* **Work instructions**:
Among the entries that follow, find the lines holding "Softnews" and say how many there are, with no other words.

* **Source data**:
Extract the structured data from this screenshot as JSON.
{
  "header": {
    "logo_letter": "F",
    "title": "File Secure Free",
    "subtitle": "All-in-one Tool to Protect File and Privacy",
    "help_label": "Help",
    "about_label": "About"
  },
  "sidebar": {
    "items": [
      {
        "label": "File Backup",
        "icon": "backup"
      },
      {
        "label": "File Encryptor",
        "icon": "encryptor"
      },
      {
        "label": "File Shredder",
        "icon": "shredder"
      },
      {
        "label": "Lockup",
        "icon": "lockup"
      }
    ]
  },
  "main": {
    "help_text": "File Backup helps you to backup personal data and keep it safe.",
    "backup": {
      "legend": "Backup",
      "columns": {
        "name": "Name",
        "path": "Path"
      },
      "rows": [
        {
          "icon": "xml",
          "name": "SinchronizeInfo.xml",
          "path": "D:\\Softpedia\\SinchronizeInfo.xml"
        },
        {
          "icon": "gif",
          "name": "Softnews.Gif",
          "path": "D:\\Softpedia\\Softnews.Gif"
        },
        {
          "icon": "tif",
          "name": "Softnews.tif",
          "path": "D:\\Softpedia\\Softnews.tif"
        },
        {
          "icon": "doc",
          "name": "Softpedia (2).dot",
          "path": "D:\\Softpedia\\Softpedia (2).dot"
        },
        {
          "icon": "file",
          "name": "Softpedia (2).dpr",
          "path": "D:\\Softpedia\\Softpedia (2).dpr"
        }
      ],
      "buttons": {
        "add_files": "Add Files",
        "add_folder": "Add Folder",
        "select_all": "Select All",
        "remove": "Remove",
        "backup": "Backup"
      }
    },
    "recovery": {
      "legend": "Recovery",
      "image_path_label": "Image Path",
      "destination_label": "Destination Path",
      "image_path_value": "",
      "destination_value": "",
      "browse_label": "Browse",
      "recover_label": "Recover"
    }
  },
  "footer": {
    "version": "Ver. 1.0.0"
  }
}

* **The completed task**:
4